In our previous publications Small Choices, Big Bodies and An Epidemic of Obesity Myths, we presented a view of the scientific literature that often isn’t found in the media or is ignored by obesity activists who seek heavy-handed government policies to fight fat. Every now and then, it’s helpful to review some of the more recent literature to get a more comprehensive perspective than the “snack food is bad” or “restaurants cause obesity” noise out there provides consumers. As the research presented below indicates, some of the conventional talking points aren’t as solid as activists often act. Simplifying obesity down to a few “bad” foods or overlooking the role of modern society’s reduction of daily activity isn’t going to cut it anymore.

Snacking

A study this year in the American Journal of Clinical Nutrition determined: “Snackers, compared with nonsnackers, were less likely to be overweight or obese and less likely to have abdominal obesity.”

A November 2009 study in the International Journal of Obesity discovered: “Body weight after 8 weeks of snack consumption was not affected by moment of consumption and energy density of snacks. This finding suggests that consuming snacks that are high or low in energy density does not necessarily contribute to weight gain.”

As for the old canard that schools must be purged of “junk food,” RAND researchers offer a cautionary note: “We find that competitive food availability generates in-school purchases of junk foods, but contrary to common concerns, there is no significant effect on children’s [body mass index].  Nor do we observe significant changes in overall consumption of healthy and unhealthy foods, and in physical activity.”

Physical Activity

A 2008 study in the Journal of Physical Activity and Health found what may sound obvious: “Walking and bicycling are far more common in European countries than in the United States, Australia, and Canada. Active transportation is inversely related to obesity in these countries.

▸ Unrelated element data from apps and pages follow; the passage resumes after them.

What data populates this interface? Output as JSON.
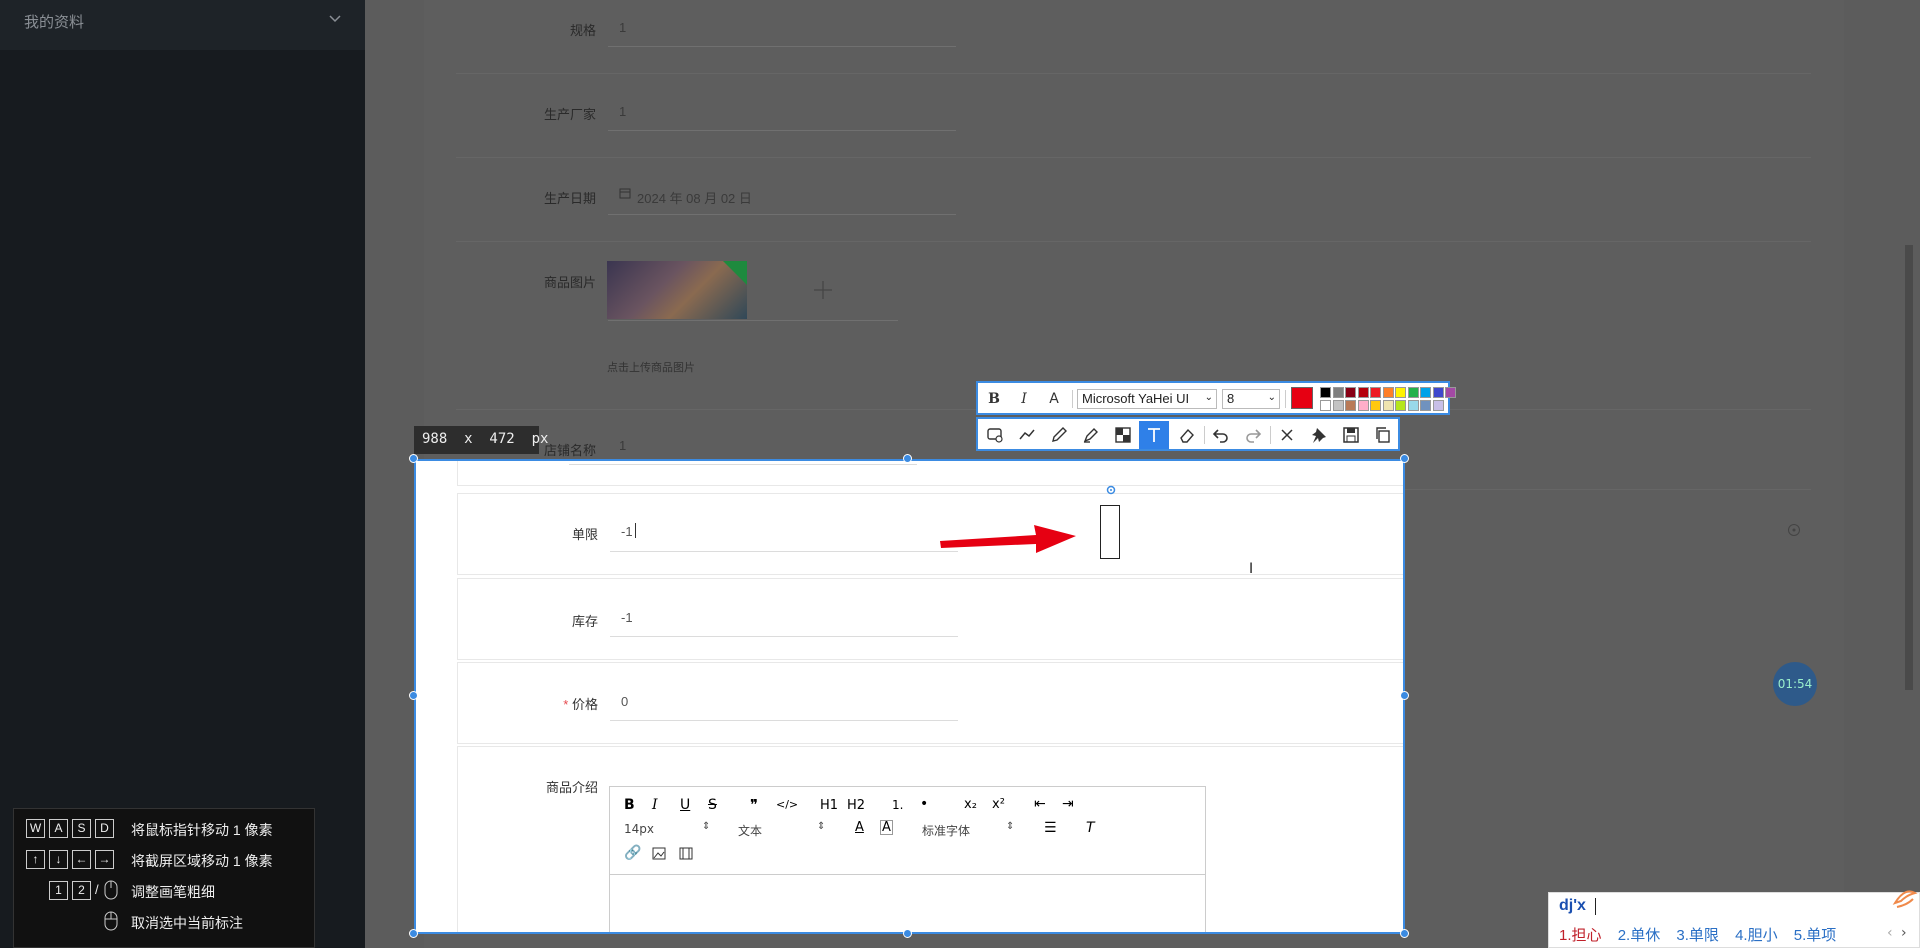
{
  "sidebar": {
    "title": "我的资料"
  },
  "form": {
    "rows_dim": [
      {
        "label": "规格",
        "value": "1"
      },
      {
        "label": "生产厂家",
        "value": "1"
      },
      {
        "label": "生产日期",
        "value": "2024 年 08 月 02 日"
      },
      {
        "label": "商品图片",
        "value": ""
      },
      {
        "label": "店铺名称",
        "value": "1"
      }
    ],
    "upload_hint": "点击上传商品图片",
    "image_caption": "",
    "rows_sel": [
      {
        "label": "单限",
        "value": "-1"
      },
      {
        "label": "库存",
        "value": "-1"
      },
      {
        "label": "价格",
        "value": "0",
        "required": "*"
      },
      {
        "label": "商品介绍",
        "value": ""
      }
    ]
  },
  "screenshot": {
    "size_label": "988  x  472  px",
    "text_toolbar": {
      "bold": "B",
      "italic": "I",
      "outline": "A",
      "font_name": "Microsoft YaHei UI",
      "font_size": "8",
      "active_color": "#e60012"
    },
    "palette": [
      "#000000",
      "#7f7f7f",
      "#880015",
      "#b5000b",
      "#ed1c24",
      "#ff7f27",
      "#fff200",
      "#22b14c",
      "#00a2e8",
      "#3f48cc",
      "#a349a4",
      "#ffffff",
      "#c3c3c3",
      "#b97a57",
      "#ffaec9",
      "#ffc90e",
      "#efe4b0",
      "#b5e61d",
      "#99d9ea",
      "#7092be",
      "#c8bfe7"
    ],
    "tools": [
      "shape-icon",
      "polyline-icon",
      "pen-icon",
      "marker-icon",
      "mosaic-icon",
      "text-icon",
      "eraser-icon",
      "undo-icon",
      "redo-icon",
      "close-icon",
      "pin-icon",
      "save-icon",
      "copy-icon"
    ]
  },
  "editor": {
    "toolbar_row1": [
      "B",
      "I",
      "U",
      "S",
      "❞",
      "</>",
      "H1",
      "H2",
      "1.",
      "•",
      "x₂",
      "x²",
      "⇤",
      "⇥"
    ],
    "font_size": "14px",
    "block_type": "文本",
    "font_family": "标准字体"
  },
  "shortcuts": [
    {
      "keys": [
        "W",
        "A",
        "S",
        "D"
      ],
      "text": "将鼠标指针移动 1 像素"
    },
    {
      "keys": [
        "↑",
        "↓",
        "←",
        "→"
      ],
      "text": "将截屏区域移动 1 像素"
    },
    {
      "keys": [
        "1",
        "2",
        "/"
      ],
      "text": "调整画笔粗细"
    },
    {
      "keys": [],
      "text": "取消选中当前标注"
    }
  ],
  "ime": {
    "input": "dj'x",
    "candidates": [
      "1.担心",
      "2.单休",
      "3.单限",
      "4.胆小",
      "5.单项"
    ]
  },
  "timer": "01:54"
}
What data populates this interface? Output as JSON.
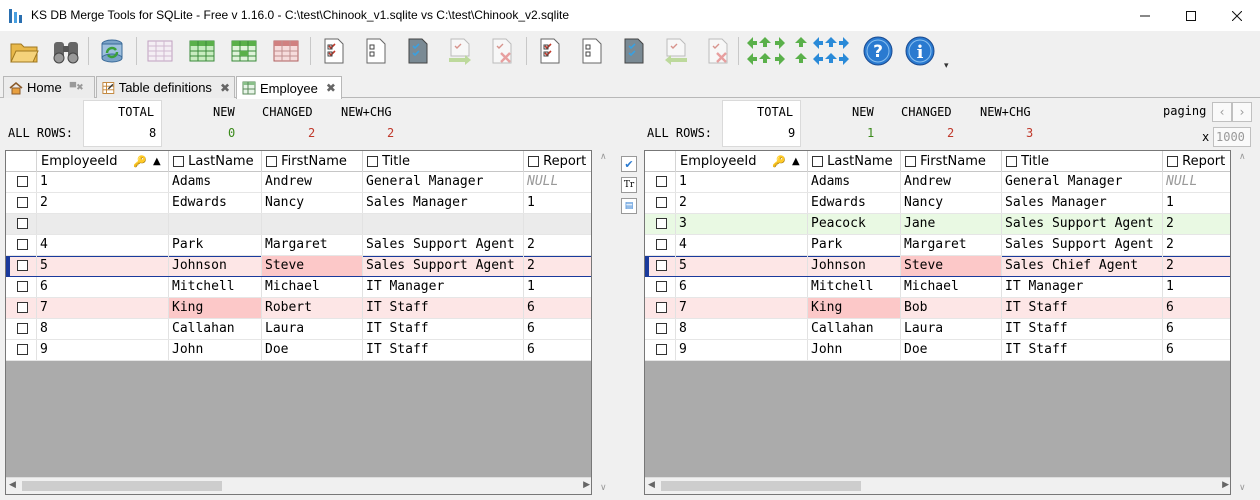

Although the results do not prove causality, they suggest that active transportation could be one of the factors that explain international differences in obesity rates.”

Writing in the journal Urban Ecology, researchers found that sprawl led to less physical activity (probably due to more driving): “Residents of sprawling counties were likely to walk less during leisure time, weigh more, and have greater prevalence of hypertension than residents of compact counties.”

A 2008 review of the evidence, published in Nutrition Reviews, found: “Availability of healthy versus unhealthy food was inconsistently related to obesity, while neighborhood features that discourage physical activity were consistently associated with increased body mass index.”

And lastly, a 2008 editorial in the journal Obesity cautioned against one common tactic in the fight against childhood obesity: “[T]rying to limit [children’s] energy intake may run counter to the biological demands of growth. Thus, intervention trials may be more effective if we increase the emphasis on vigorous [physical activity] and reduce the degree to which we advise growing youths to restrict their energy intake.”

Restaurants

A 2008 British study in the International Journal of Pediatric Obesity determined: “[T]his study provides little support for the concept that exposure to fast food outlets in the local neighbourhood increases risk of obesity.”

Research published in the journal Social Science & Medicine in 2009 found that food close to home doesn’t equal weight gain: “[M]ultiple food options within a neighborhood reduce BMI/obesity risk, relative to no food options, for individuals living in either low-income or non-low neighborhoods.”